Sorting out your affairs
If the costs of living with cancer have caused you to fall into debt, you can take the following steps to regain control of your finances.
Firstly, check you are receiving all the benefits to which you are entitled. Many people with cancer miss out on benefits which are rightfully theirs. Contact the Macmillan Benefits Advisers on 0300 123 3233 option 1 to ensure you are receiving all the support you are entitled to.
It is important to prioritise your debts. It is crucial to deal with the most important ones first, for example, mortgage, rent arrears and utilities such as gas, electricity and water. Contact the organisations involved to discuss a reduced payment amount. Most companies prefer to come to this kind of agreement rather than taking matter to court.
It is also helpful to let your creditors know why you are having financial problems.
You could also speak with your local Citizens Advice Bureau or Money Advice Centre.
Making a will
A will is a way of making sure your wishes are carried out after you die. If you leave a will, your executor will carry out its instructions. An executor is someone you nominate to sort out your money and property after you die. It may be a relative or friend, or a professional person such as a solicitor or bank manager.
For more information on wills visit:
- AgeNI – practical advice about making and updating your will,
- Macmillan Cancer Support – Macmillan Cancer Support also has a discounted will writing service.
- The Law Society (NI) – This website can help answer questions like ‘Why should I make a will?’ in straightforward and simple terms and tells you what will happen to your assets and property if you choose not to make a will.
When someone dies
Losing a loved one to cancer can be one of the hardest things any of us can go through. When you have cancer it can also be hard to think of dying or your own death.
Here are some possible sources of information, advice and support if someone close to you has died, or if you are thinking about your own death.
Northern Ireland Bereavement Service

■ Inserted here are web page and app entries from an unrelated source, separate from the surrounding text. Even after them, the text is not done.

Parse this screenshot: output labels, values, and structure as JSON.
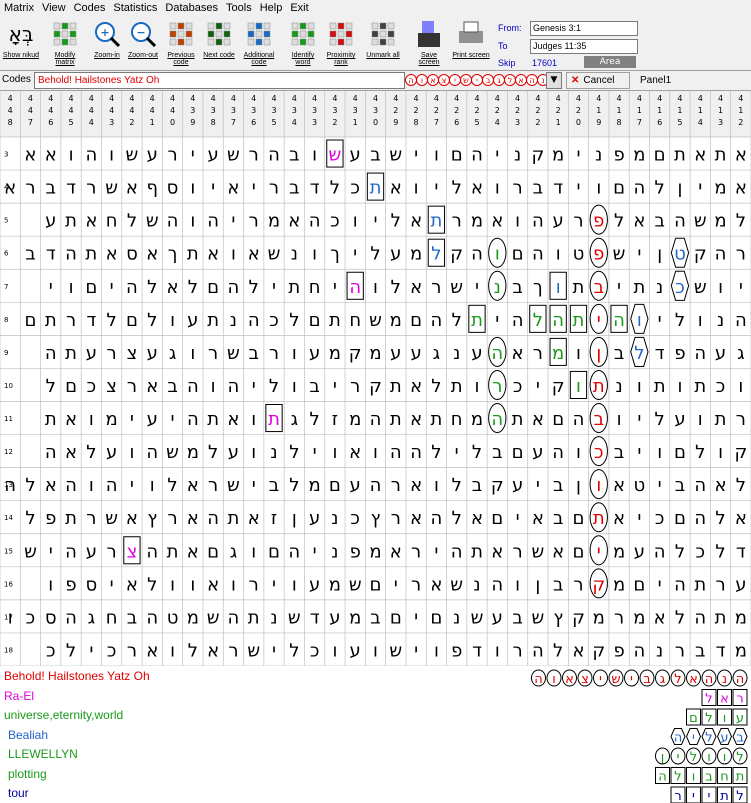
{
  "menu": [
    "Matrix",
    "View",
    "Codes",
    "Statistics",
    "Databases",
    "Tools",
    "Help",
    "Exit"
  ],
  "toolbar": [
    {
      "name": "show-nikud",
      "label": "Show nikud",
      "icon": "nikud-icon"
    },
    {
      "name": "modify-matrix",
      "label": "Modify matrix",
      "icon": "matrix-icon"
    },
    {
      "name": "zoom-in",
      "label": "Zoom-in",
      "icon": "zoom-in-icon"
    },
    {
      "name": "zoom-out",
      "label": "Zoom-out",
      "icon": "zoom-out-icon"
    },
    {
      "name": "previous-code",
      "label": "Previous code",
      "icon": "previous-icon"
    },
    {
      "name": "next-code",
      "label": "Next code",
      "icon": "next-icon"
    },
    {
      "name": "additional-code",
      "label": "Additional code",
      "icon": "additional-icon"
    },
    {
      "name": "identify-word",
      "label": "Identify word",
      "icon": "identify-icon"
    },
    {
      "name": "proximity-rank",
      "label": "Proximity rank",
      "icon": "proximity-icon"
    },
    {
      "name": "unmark-all",
      "label": "Unmark all",
      "icon": "unmark-icon"
    },
    {
      "name": "save-screen",
      "label": "Save screen",
      "icon": "save-icon"
    },
    {
      "name": "print-screen",
      "label": "Print screen",
      "icon": "print-icon"
    }
  ],
  "range": {
    "from_label": "From:",
    "from": "Genesis 3:1",
    "to_label": "To",
    "to": "Judges 11:35"
  },
  "skip": {
    "label": "Skip",
    "value": "17601"
  },
  "area_label": "Area",
  "codes": {
    "label": "Codes :",
    "value": "Behold! Hailstones Yatz Oh",
    "hebrew": "הנהאלגבישיצאוה",
    "cancel": "Cancel",
    "panel": "Panel1"
  },
  "column_numbers": [
    "448",
    "447",
    "446",
    "445",
    "444",
    "443",
    "442",
    "441",
    "440",
    "439",
    "438",
    "437",
    "436",
    "435",
    "434",
    "433",
    "432",
    "431",
    "430",
    "429",
    "428",
    "427",
    "426",
    "425",
    "424",
    "423",
    "422",
    "421",
    "420",
    "419",
    "418",
    "417",
    "416",
    "415",
    "414",
    "413",
    "412"
  ],
  "row_numbers": [
    "3",
    "4",
    "5",
    "6",
    "7",
    "8",
    "9",
    "10",
    "11",
    "12",
    "13",
    "14",
    "15",
    "16",
    "17",
    "18"
  ],
  "matrix": [
    "אתאתםמפנימקניהםוישבעשובהרשעירעשוהואא",
    "אמיןלהםוידברואליואתכלדבריאיוסףאשרדברא",
    "למשהבאלפרעהואמרתאליוכהאמריהוהשלחאתע",
    "רהקטןישפטוהםוהקלמעליךונשאואתךאסאתהדב",
    "יושכנתיבתוךבנישראלוהיחתילהםלאלהיםוי",
    "הנוליוהיתהלהיתלהםמשחתםלכהנתעולםלדרתם",
    "געהפדלבןומראהענגעעמקמעורבשרוגעצרעתה",
    "וכתותונתוקיכרותלאתקריבוליהוהבארצכםל",
    "רתועליובהםאתהמחתאתהמזלגתואתהיעימואת",
    "קולםויבכוהעםבלילההואוילנועלמשהועלאה",
    "לאהביטאוןביעקבלוארהעםמלבישראלויהוהאלה",
    "אלהםכיאתםבאיםאלהארץכנעןזאתהארץאשרתפל",
    "דלכלהעמיםאשראתהיראמפניהםוגםאתהצרעהיש",
    "ערתהיםמקרבןוהנשאריםשמעוירואוולאיספו",
    "מתהלאמרמקץשבעשנםיםבמעדשנתהשמטהבחגהסכות",
    "מדברנהפקאלהרודפוישועוכלישראלוארכילכ"
  ],
  "marks": [
    {
      "row": 0,
      "col": 16,
      "color": "#e000e0",
      "shape": "box"
    },
    {
      "row": 1,
      "col": 18,
      "color": "#2266cc",
      "shape": "box"
    },
    {
      "row": 2,
      "col": 21,
      "color": "#2266cc",
      "shape": "box"
    },
    {
      "row": 2,
      "col": 29,
      "color": "#e00000",
      "shape": "oval"
    },
    {
      "row": 3,
      "col": 21,
      "color": "#2266cc",
      "shape": "box"
    },
    {
      "row": 3,
      "col": 24,
      "color": "#1a9a1a",
      "shape": "oval"
    },
    {
      "row": 3,
      "col": 29,
      "color": "#e00000",
      "shape": "oval"
    },
    {
      "row": 3,
      "col": 33,
      "color": "#2266cc",
      "shape": "hex"
    },
    {
      "row": 4,
      "col": 17,
      "color": "#e000e0",
      "shape": "box"
    },
    {
      "row": 4,
      "col": 24,
      "color": "#1a9a1a",
      "shape": "oval"
    },
    {
      "row": 4,
      "col": 27,
      "color": "#2266cc",
      "shape": "box"
    },
    {
      "row": 4,
      "col": 29,
      "color": "#e00000",
      "shape": "oval"
    },
    {
      "row": 4,
      "col": 33,
      "color": "#2266cc",
      "shape": "hex"
    },
    {
      "row": 5,
      "col": 23,
      "color": "#1a9a1a",
      "shape": "box"
    },
    {
      "row": 5,
      "col": 26,
      "color": "#1a9a1a",
      "shape": "box"
    },
    {
      "row": 5,
      "col": 27,
      "color": "#1a9a1a",
      "shape": "box"
    },
    {
      "row": 5,
      "col": 28,
      "color": "#1a9a1a",
      "shape": "box"
    },
    {
      "row": 5,
      "col": 29,
      "color": "#e00000",
      "shape": "oval"
    },
    {
      "row": 5,
      "col": 30,
      "color": "#1a9a1a",
      "shape": "box"
    },
    {
      "row": 5,
      "col": 31,
      "color": "#2266cc",
      "shape": "hex"
    },
    {
      "row": 6,
      "col": 24,
      "color": "#1a9a1a",
      "shape": "oval"
    },
    {
      "row": 6,
      "col": 27,
      "color": "#1a9a1a",
      "shape": "box"
    },
    {
      "row": 6,
      "col": 29,
      "color": "#e00000",
      "shape": "oval"
    },
    {
      "row": 6,
      "col": 31,
      "color": "#2266cc",
      "shape": "hex"
    },
    {
      "row": 7,
      "col": 24,
      "color": "#1a9a1a",
      "shape": "oval"
    },
    {
      "row": 7,
      "col": 28,
      "color": "#1a9a1a",
      "shape": "box"
    },
    {
      "row": 7,
      "col": 29,
      "color": "#e00000",
      "shape": "oval"
    },
    {
      "row": 8,
      "col": 13,
      "color": "#e000e0",
      "shape": "box"
    },
    {
      "row": 8,
      "col": 24,
      "color": "#1a9a1a",
      "shape": "oval"
    },
    {
      "row": 8,
      "col": 29,
      "color": "#e00000",
      "shape": "oval"
    },
    {
      "row": 9,
      "col": 29,
      "color": "#e00000",
      "shape": "oval"
    },
    {
      "row": 10,
      "col": 29,
      "color": "#e00000",
      "shape": "oval"
    },
    {
      "row": 11,
      "col": 29,
      "color": "#e00000",
      "shape": "oval"
    },
    {
      "row": 12,
      "col": 6,
      "color": "#e000e0",
      "shape": "box"
    },
    {
      "row": 12,
      "col": 29,
      "color": "#e00000",
      "shape": "oval"
    },
    {
      "row": 13,
      "col": 29,
      "color": "#e00000",
      "shape": "oval"
    }
  ],
  "findings": [
    {
      "text": "Behold! Hailstones Yatz Oh",
      "color": "#e00000",
      "hebrew": "הנהאלגבישיצאוה",
      "style": "oval"
    },
    {
      "text": "Ra-El",
      "color": "#e000e0",
      "hebrew": "ראל",
      "style": "box"
    },
    {
      "text": "universe,eternity,world",
      "color": "#1a9a1a",
      "hebrew": "עולם",
      "style": "box"
    },
    {
      "text": "Bealiah",
      "color": "#2266cc",
      "hebrew": "בעליה",
      "style": "hex"
    },
    {
      "text": "LLEWELLYN",
      "color": "#1a9a1a",
      "hebrew": "לוולין",
      "style": "oval"
    },
    {
      "text": "plotting",
      "color": "#1a9a1a",
      "hebrew": "תחבולה",
      "style": "box"
    },
    {
      "text": "tour",
      "color": "#0000a0",
      "hebrew": "לתייר",
      "style": "box"
    }
  ]
}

This is part of the Social Security Agency and is a number you can ring to get benefits stopped for someone who has died. You can also check if you are entitled to Bereavement Benefits or a Social Fund Funeral Payment. Call 0800 0852 463.
Support for the bereaved
The Way Foundation – provides a self-help social and support network for men and women widowed up to the age of 50, and their children. The main aim is to help those widowed young to rebuild their lives by helping one another.
Age NI – provides information on what happens when someone dies, how to arrange a funeral, financial help, organ donation, useful addresses and suggestions for further reading. Tel: 0808 808 7575.
Cruse bereavement care – provides support whenever or however the death occurred and services are provided by trained, experienced volunteers. Cruse offers face-to-face, group, phone, email and online support. Tel: 028 9079 2419.
Local charities also offer bereavement counselling – contact the NHSCT Macmillan Information and Support Service to find out if there is a local charity near you that can help.